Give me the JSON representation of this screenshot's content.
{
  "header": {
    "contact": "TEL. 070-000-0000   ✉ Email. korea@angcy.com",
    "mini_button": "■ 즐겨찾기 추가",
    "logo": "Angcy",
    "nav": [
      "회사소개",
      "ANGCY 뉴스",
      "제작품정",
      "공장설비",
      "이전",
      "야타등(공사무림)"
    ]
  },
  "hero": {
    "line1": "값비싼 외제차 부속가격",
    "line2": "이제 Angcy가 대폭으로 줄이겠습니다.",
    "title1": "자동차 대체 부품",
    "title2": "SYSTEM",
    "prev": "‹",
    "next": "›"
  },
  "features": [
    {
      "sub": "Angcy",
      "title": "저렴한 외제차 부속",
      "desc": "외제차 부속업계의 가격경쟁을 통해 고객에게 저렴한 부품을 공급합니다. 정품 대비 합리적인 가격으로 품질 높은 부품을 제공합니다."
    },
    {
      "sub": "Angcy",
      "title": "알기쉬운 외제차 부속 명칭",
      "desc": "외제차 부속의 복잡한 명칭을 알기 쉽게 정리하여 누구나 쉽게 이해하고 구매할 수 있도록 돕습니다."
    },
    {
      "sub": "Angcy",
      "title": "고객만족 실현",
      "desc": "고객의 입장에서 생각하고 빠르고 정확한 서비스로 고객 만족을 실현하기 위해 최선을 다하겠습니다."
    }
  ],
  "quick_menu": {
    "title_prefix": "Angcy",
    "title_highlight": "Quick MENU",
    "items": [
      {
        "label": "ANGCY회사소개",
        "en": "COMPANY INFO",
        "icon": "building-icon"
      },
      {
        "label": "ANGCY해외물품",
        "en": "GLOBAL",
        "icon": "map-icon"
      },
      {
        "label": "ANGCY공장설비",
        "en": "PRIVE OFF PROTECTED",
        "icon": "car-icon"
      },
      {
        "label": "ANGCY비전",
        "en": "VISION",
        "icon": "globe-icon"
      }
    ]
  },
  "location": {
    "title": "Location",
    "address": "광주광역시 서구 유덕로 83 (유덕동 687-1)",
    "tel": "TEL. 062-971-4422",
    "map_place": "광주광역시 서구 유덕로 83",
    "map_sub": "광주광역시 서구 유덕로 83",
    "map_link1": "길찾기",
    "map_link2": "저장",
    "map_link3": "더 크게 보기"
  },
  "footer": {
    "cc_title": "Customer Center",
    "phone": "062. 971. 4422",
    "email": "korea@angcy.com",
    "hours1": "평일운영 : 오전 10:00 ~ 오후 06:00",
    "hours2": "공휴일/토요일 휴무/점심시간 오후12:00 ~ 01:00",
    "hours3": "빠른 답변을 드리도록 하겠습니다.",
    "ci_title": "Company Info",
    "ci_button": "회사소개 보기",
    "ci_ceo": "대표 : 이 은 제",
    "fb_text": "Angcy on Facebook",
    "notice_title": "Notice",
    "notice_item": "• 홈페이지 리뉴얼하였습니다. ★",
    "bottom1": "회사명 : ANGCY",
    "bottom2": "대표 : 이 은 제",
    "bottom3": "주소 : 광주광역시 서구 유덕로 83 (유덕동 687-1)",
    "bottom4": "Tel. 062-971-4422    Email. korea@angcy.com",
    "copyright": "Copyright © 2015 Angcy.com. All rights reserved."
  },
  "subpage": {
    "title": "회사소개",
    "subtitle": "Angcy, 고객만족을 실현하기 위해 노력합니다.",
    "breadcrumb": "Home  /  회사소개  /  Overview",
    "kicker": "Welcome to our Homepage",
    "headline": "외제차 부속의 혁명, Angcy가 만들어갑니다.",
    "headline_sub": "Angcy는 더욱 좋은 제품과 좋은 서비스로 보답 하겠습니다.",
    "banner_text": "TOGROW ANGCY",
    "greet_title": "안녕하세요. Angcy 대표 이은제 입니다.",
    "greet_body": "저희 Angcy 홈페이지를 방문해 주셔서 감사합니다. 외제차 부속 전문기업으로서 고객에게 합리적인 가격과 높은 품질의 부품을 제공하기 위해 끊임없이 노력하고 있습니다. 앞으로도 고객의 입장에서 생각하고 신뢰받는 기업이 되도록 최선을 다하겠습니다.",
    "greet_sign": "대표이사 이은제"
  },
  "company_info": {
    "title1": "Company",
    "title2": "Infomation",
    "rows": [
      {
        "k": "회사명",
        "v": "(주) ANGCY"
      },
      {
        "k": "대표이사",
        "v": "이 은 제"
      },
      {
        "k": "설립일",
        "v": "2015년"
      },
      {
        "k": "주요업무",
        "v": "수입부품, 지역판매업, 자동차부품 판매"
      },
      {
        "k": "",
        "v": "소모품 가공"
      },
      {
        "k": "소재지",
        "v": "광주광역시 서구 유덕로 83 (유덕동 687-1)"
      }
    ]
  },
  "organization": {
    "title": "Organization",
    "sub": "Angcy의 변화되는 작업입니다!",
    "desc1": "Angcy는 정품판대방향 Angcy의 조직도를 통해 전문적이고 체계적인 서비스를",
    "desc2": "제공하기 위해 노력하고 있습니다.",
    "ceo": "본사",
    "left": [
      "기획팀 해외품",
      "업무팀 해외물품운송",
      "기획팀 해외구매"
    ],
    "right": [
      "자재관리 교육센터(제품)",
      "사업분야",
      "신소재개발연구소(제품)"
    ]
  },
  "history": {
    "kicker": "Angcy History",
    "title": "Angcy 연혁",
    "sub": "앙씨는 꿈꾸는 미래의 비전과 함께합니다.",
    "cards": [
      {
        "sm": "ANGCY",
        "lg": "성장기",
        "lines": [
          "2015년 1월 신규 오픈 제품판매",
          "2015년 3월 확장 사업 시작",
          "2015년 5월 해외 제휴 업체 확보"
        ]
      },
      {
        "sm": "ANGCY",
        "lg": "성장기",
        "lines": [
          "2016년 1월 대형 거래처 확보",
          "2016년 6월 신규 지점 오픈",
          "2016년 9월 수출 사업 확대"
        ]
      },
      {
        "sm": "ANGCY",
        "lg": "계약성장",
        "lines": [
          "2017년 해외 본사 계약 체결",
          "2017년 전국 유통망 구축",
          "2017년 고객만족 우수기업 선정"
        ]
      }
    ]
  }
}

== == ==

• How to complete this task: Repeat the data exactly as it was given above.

• Result of this exercise:
Give me the JSON representation of this screenshot's content.
{
  "header": {
    "contact": "TEL. 070-000-0000   ✉ Email. korea@angcy.com",
    "mini_button": "■ 즐겨찾기 추가",
    "logo": "Angcy",
    "nav": [
      "회사소개",
      "ANGCY 뉴스",
      "제작품정",
      "공장설비",
      "이전",
      "야타등(공사무림)"
    ]
  },
  "hero": {
    "line1": "값비싼 외제차 부속가격",
    "line2": "이제 Angcy가 대폭으로 줄이겠습니다.",
    "title1": "자동차 대체 부품",
    "title2": "SYSTEM",
    "prev": "‹",
    "next": "›"
  },
  "features": [
    {
      "sub": "Angcy",
      "title": "저렴한 외제차 부속",
      "desc": "외제차 부속업계의 가격경쟁을 통해 고객에게 저렴한 부품을 공급합니다. 정품 대비 합리적인 가격으로 품질 높은 부품을 제공합니다."
    },
    {
      "sub": "Angcy",
      "title": "알기쉬운 외제차 부속 명칭",
      "desc": "외제차 부속의 복잡한 명칭을 알기 쉽게 정리하여 누구나 쉽게 이해하고 구매할 수 있도록 돕습니다."
    },
    {
      "sub": "Angcy",
      "title": "고객만족 실현",
      "desc": "고객의 입장에서 생각하고 빠르고 정확한 서비스로 고객 만족을 실현하기 위해 최선을 다하겠습니다."
    }
  ],
  "quick_menu": {
    "title_prefix": "Angcy",
    "title_highlight": "Quick MENU",
    "items": [
      {
        "label": "ANGCY회사소개",
        "en": "COMPANY INFO",
        "icon": "building-icon"
      },
      {
        "label": "ANGCY해외물품",
        "en": "GLOBAL",
        "icon": "map-icon"
      },
      {
        "label": "ANGCY공장설비",
        "en": "PRIVE OFF PROTECTED",
        "icon": "car-icon"
      },
      {
        "label": "ANGCY비전",
        "en": "VISION",
        "icon": "globe-icon"
      }
    ]
  },
  "location": {
    "title": "Location",
    "address": "광주광역시 서구 유덕로 83 (유덕동 687-1)",
    "tel": "TEL. 062-971-4422",
    "map_place": "광주광역시 서구 유덕로 83",
    "map_sub": "광주광역시 서구 유덕로 83",
    "map_link1": "길찾기",
    "map_link2": "저장",
    "map_link3": "더 크게 보기"
  },
  "footer": {
    "cc_title": "Customer Center",
    "phone": "062. 971. 4422",
    "email": "korea@angcy.com",
    "hours1": "평일운영 : 오전 10:00 ~ 오후 06:00",
    "hours2": "공휴일/토요일 휴무/점심시간 오후12:00 ~ 01:00",
    "hours3": "빠른 답변을 드리도록 하겠습니다.",
    "ci_title": "Company Info",
    "ci_button": "회사소개 보기",
    "ci_ceo": "대표 : 이 은 제",
    "fb_text": "Angcy on Facebook",
    "notice_title": "Notice",
    "notice_item": "• 홈페이지 리뉴얼하였습니다. ★",
    "bottom1": "회사명 : ANGCY",
    "bottom2": "대표 : 이 은 제",
    "bottom3": "주소 : 광주광역시 서구 유덕로 83 (유덕동 687-1)",
    "bottom4": "Tel. 062-971-4422    Email. korea@angcy.com",
    "copyright": "Copyright © 2015 Angcy.com. All rights reserved."
  },
  "subpage": {
    "title": "회사소개",
    "subtitle": "Angcy, 고객만족을 실현하기 위해 노력합니다.",
    "breadcrumb": "Home  /  회사소개  /  Overview",
    "kicker": "Welcome to our Homepage",
    "headline": "외제차 부속의 혁명, Angcy가 만들어갑니다.",
    "headline_sub": "Angcy는 더욱 좋은 제품과 좋은 서비스로 보답 하겠습니다.",
    "banner_text": "TOGROW ANGCY",
    "greet_title": "안녕하세요. Angcy 대표 이은제 입니다.",
    "greet_body": "저희 Angcy 홈페이지를 방문해 주셔서 감사합니다. 외제차 부속 전문기업으로서 고객에게 합리적인 가격과 높은 품질의 부품을 제공하기 위해 끊임없이 노력하고 있습니다. 앞으로도 고객의 입장에서 생각하고 신뢰받는 기업이 되도록 최선을 다하겠습니다.",
    "greet_sign": "대표이사 이은제"
  },
  "company_info": {
    "title1": "Company",
    "title2": "Infomation",
    "rows": [
      {
        "k": "회사명",
        "v": "(주) ANGCY"
      },
      {
        "k": "대표이사",
        "v": "이 은 제"
      },
      {
        "k": "설립일",
        "v": "2015년"
      },
      {
        "k": "주요업무",
        "v": "수입부품, 지역판매업, 자동차부품 판매"
      },
      {
        "k": "",
        "v": "소모품 가공"
      },
      {
        "k": "소재지",
        "v": "광주광역시 서구 유덕로 83 (유덕동 687-1)"
      }
    ]
  },
  "organization": {
    "title": "Organization",
    "sub": "Angcy의 변화되는 작업입니다!",
    "desc1": "Angcy는 정품판대방향 Angcy의 조직도를 통해 전문적이고 체계적인 서비스를",
    "desc2": "제공하기 위해 노력하고 있습니다.",
    "ceo": "본사",
    "left": [
      "기획팀 해외품",
      "업무팀 해외물품운송",
      "기획팀 해외구매"
    ],
    "right": [
      "자재관리 교육센터(제품)",
      "사업분야",
      "신소재개발연구소(제품)"
    ]
  },
  "history": {
    "kicker": "Angcy History",
    "title": "Angcy 연혁",
    "sub": "앙씨는 꿈꾸는 미래의 비전과 함께합니다.",
    "cards": [
      {
        "sm": "ANGCY",
        "lg": "성장기",
        "lines": [
          "2015년 1월 신규 오픈 제품판매",
          "2015년 3월 확장 사업 시작",
          "2015년 5월 해외 제휴 업체 확보"
        ]
      },
      {
        "sm": "ANGCY",
        "lg": "성장기",
        "lines": [
          "2016년 1월 대형 거래처 확보",
          "2016년 6월 신규 지점 오픈",
          "2016년 9월 수출 사업 확대"
        ]
      },
      {
        "sm": "ANGCY",
        "lg": "계약성장",
        "lines": [
          "2017년 해외 본사 계약 체결",
          "2017년 전국 유통망 구축",
          "2017년 고객만족 우수기업 선정"
        ]
      }
    ]
  }
}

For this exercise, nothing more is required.